◆ **What needs to be done**: Only the lines containing "message" belong in the answer; find them in the material below.

◆ **Records supplied**:
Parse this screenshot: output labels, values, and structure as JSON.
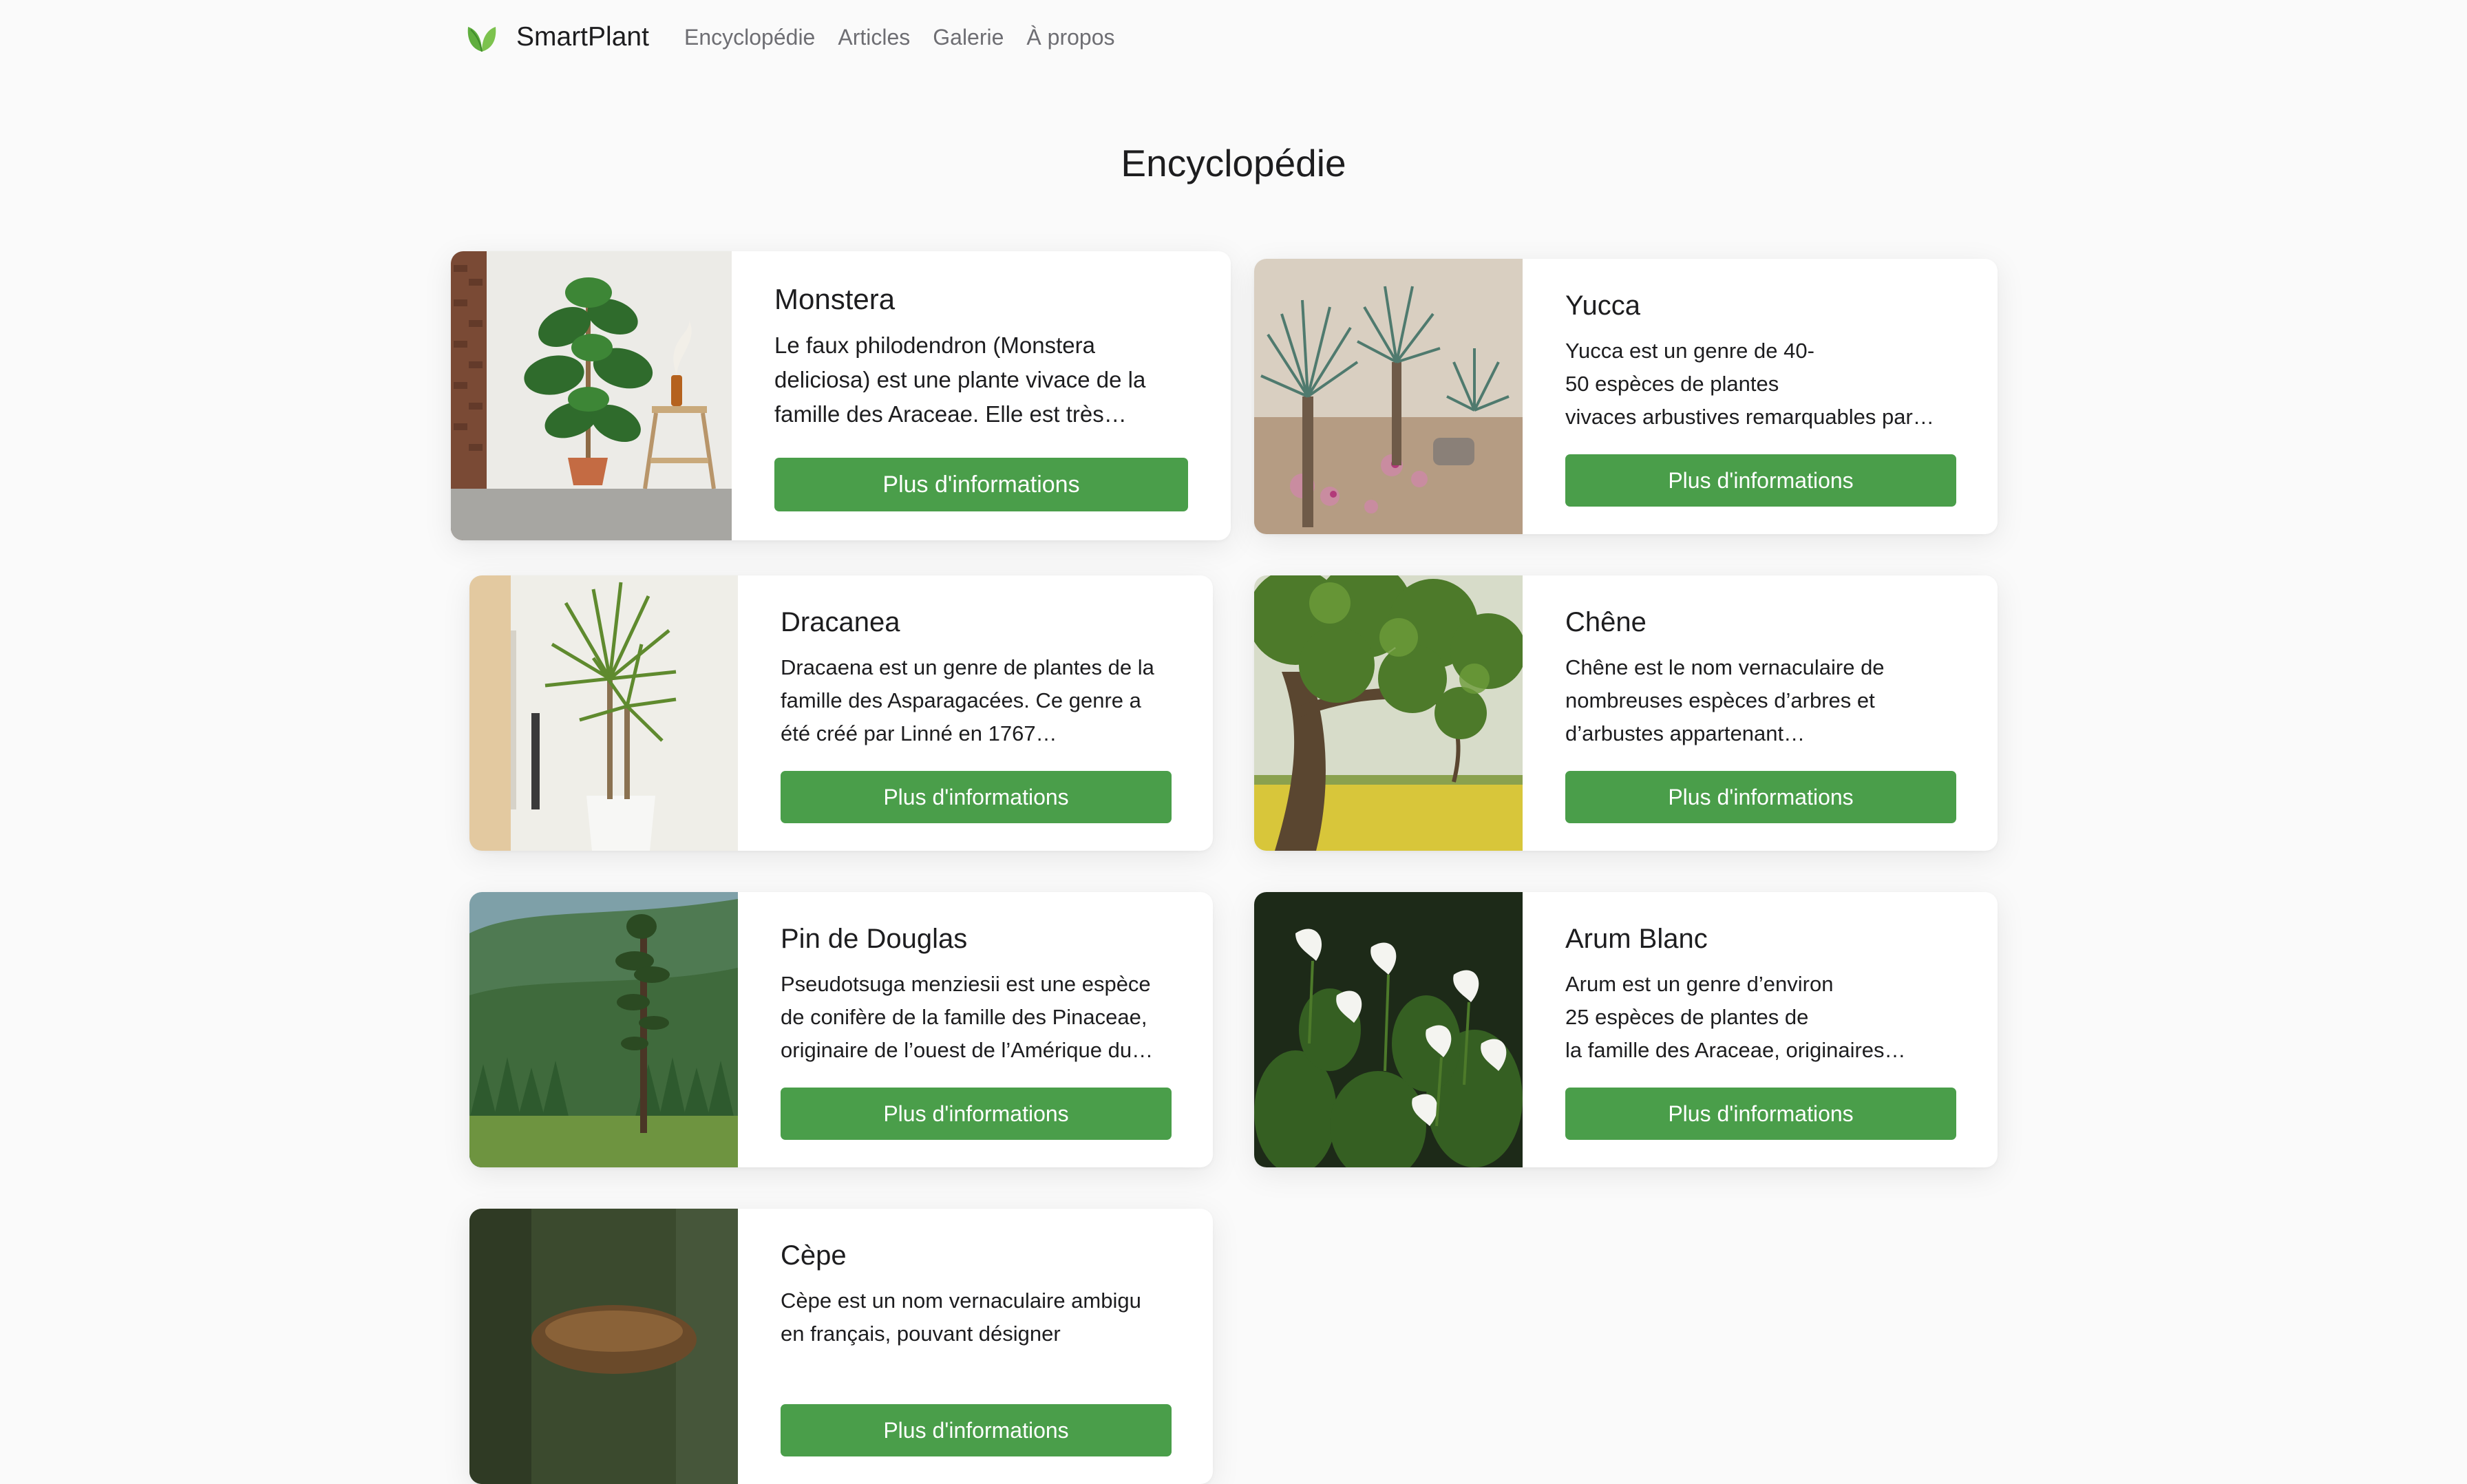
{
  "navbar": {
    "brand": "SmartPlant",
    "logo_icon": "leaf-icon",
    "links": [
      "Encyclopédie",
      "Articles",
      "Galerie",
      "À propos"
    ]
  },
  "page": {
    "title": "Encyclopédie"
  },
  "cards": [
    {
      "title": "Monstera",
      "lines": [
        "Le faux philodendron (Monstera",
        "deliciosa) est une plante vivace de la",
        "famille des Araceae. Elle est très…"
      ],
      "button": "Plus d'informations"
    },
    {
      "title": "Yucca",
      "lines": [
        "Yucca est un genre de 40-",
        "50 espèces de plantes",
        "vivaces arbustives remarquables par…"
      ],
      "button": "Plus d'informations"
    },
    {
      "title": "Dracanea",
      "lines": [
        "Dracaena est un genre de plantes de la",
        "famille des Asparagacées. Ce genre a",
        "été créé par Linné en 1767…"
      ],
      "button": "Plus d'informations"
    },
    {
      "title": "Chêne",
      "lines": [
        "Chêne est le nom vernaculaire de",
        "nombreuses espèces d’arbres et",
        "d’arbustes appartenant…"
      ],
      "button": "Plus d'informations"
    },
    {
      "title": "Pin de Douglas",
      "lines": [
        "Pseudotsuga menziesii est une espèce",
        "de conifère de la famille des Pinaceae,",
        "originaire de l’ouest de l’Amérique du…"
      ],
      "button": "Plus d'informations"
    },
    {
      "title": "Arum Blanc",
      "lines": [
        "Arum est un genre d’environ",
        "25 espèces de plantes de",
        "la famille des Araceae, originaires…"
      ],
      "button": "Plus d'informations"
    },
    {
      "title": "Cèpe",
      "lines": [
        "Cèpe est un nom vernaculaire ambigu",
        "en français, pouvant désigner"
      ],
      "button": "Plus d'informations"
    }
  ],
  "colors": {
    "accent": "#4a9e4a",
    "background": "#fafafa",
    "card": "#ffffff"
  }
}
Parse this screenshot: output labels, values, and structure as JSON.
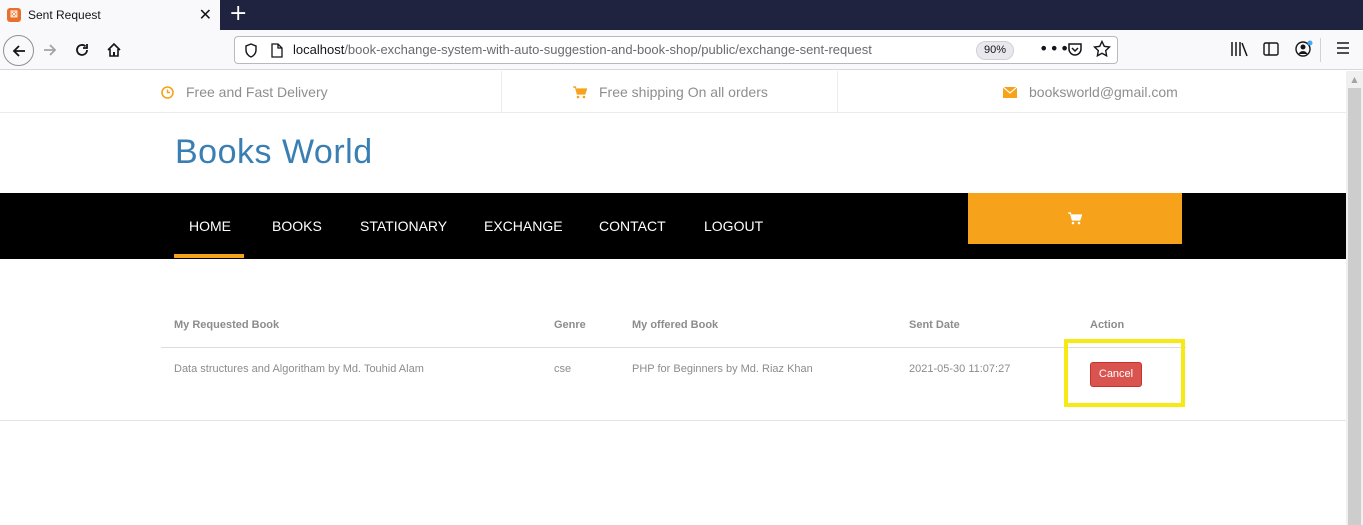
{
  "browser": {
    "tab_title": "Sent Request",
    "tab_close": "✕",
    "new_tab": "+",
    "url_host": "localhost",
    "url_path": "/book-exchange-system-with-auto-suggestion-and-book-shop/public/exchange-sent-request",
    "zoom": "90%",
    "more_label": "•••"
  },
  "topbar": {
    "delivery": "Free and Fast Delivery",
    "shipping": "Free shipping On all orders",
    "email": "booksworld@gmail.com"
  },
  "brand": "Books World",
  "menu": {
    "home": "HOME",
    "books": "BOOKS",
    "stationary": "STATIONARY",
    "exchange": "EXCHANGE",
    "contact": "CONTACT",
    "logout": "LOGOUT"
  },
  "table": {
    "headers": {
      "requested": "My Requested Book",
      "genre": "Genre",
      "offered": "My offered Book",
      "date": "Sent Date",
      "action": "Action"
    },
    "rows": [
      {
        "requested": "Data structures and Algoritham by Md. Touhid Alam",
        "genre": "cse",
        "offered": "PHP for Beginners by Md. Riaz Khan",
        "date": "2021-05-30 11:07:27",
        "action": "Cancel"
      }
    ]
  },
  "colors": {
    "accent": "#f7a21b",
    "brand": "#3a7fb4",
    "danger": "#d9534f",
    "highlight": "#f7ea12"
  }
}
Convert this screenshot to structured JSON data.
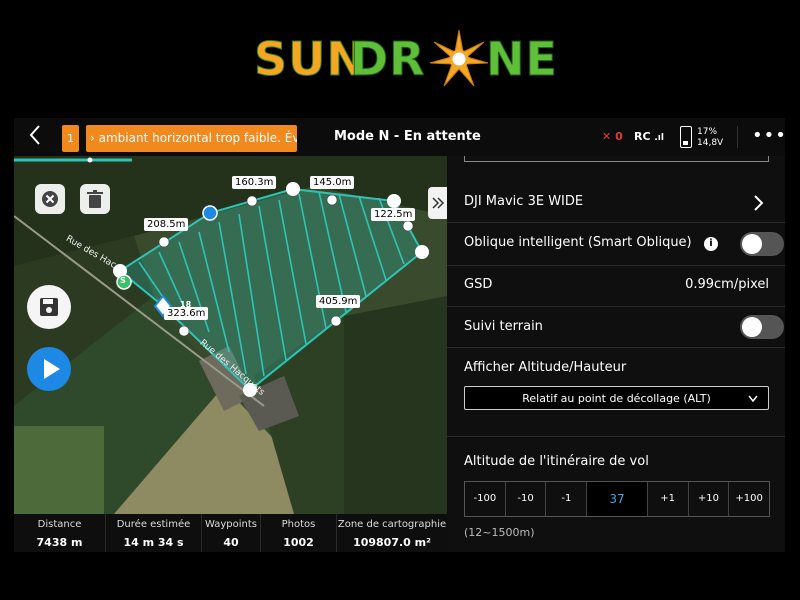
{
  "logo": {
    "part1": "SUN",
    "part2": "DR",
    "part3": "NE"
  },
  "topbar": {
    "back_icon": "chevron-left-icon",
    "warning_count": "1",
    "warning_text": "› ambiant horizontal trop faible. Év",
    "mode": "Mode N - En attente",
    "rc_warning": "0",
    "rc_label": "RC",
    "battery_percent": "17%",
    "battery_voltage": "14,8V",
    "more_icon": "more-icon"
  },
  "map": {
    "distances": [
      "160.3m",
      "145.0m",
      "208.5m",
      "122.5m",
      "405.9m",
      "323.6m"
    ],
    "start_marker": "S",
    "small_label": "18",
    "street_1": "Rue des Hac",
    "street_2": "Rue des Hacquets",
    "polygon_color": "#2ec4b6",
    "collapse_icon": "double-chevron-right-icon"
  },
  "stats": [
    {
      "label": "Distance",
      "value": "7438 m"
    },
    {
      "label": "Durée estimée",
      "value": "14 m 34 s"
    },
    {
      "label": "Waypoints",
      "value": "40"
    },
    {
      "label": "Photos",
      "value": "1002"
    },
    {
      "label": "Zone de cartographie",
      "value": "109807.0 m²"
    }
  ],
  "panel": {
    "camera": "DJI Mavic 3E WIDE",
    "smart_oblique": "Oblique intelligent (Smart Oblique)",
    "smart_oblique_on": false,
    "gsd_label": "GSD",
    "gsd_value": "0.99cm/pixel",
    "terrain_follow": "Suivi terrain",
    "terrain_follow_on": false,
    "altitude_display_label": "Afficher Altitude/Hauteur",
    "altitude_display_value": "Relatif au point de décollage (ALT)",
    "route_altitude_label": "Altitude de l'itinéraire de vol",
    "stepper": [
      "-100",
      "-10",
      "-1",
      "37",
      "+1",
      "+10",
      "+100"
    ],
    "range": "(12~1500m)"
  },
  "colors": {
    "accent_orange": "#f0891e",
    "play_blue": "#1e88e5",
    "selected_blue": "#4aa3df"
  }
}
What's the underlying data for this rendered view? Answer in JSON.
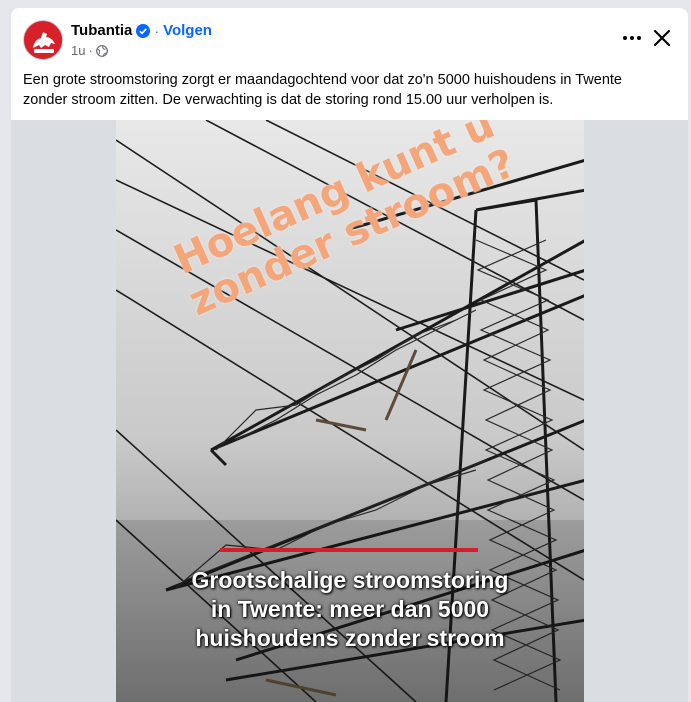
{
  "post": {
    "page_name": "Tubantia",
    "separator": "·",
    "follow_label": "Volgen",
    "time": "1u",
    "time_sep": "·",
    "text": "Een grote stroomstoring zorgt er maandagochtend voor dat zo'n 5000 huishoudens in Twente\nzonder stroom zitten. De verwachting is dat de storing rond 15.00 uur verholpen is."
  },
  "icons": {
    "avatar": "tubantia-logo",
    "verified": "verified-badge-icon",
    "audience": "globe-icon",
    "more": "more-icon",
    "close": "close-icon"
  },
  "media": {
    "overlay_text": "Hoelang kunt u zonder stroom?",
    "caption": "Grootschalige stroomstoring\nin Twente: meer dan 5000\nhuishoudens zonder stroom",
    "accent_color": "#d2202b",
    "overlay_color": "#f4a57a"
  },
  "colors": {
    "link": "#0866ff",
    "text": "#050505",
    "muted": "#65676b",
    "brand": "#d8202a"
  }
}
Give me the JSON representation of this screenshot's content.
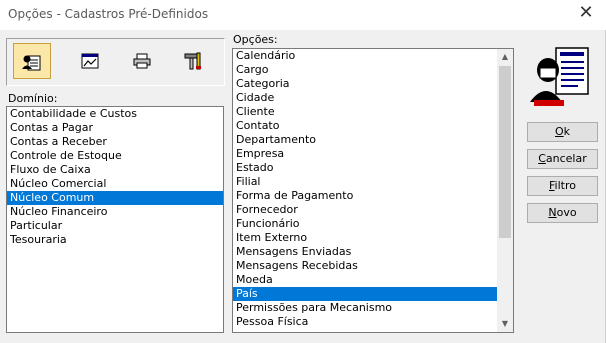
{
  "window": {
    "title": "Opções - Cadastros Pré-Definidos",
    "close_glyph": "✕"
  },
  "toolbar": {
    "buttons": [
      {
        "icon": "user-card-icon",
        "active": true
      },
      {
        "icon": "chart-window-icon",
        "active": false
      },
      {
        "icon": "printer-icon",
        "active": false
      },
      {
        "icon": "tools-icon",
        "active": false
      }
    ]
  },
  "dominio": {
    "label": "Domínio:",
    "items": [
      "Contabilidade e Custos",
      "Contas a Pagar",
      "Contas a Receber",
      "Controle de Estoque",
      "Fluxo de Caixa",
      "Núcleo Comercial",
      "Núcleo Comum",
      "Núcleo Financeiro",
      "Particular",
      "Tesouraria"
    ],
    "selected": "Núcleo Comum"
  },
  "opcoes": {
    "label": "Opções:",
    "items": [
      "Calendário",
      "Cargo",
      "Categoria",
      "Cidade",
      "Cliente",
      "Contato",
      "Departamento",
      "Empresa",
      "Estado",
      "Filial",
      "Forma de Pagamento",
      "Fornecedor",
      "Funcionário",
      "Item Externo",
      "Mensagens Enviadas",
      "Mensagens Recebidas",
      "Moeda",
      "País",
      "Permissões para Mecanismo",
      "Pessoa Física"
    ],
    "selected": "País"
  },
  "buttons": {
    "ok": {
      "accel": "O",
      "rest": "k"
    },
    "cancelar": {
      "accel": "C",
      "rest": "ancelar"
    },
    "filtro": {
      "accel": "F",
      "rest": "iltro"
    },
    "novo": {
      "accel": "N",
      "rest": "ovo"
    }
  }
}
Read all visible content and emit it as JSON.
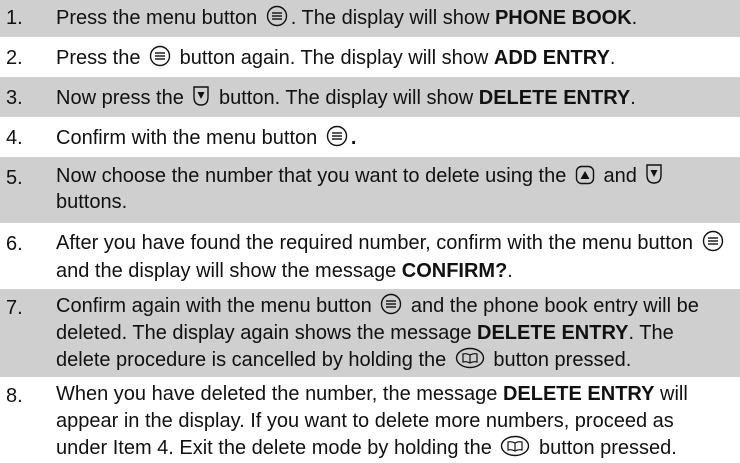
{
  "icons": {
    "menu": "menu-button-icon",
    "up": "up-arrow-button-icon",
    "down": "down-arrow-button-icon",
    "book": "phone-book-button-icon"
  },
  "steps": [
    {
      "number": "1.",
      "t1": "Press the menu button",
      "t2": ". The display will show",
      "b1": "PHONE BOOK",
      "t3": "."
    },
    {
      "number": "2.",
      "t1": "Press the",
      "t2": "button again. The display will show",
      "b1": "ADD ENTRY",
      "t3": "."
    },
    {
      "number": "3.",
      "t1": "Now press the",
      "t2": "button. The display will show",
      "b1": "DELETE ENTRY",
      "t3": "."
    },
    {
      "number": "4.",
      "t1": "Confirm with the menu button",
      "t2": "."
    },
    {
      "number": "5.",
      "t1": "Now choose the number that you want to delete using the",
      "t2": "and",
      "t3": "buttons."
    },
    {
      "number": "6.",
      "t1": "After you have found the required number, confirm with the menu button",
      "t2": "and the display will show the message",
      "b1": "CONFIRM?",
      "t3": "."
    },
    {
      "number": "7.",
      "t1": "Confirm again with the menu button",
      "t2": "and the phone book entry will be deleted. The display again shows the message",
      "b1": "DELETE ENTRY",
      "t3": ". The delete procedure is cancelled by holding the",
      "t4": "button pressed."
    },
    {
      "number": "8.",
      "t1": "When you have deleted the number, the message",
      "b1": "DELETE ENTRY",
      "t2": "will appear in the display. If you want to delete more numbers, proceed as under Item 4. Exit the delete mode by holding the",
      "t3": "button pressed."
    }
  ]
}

◆ **Solved problem**:
      "t2": "and the display will show the message",
      "t2": "and the phone book entry will be deleted. The display again shows the message",
      "t1": "When you have deleted the number, the message",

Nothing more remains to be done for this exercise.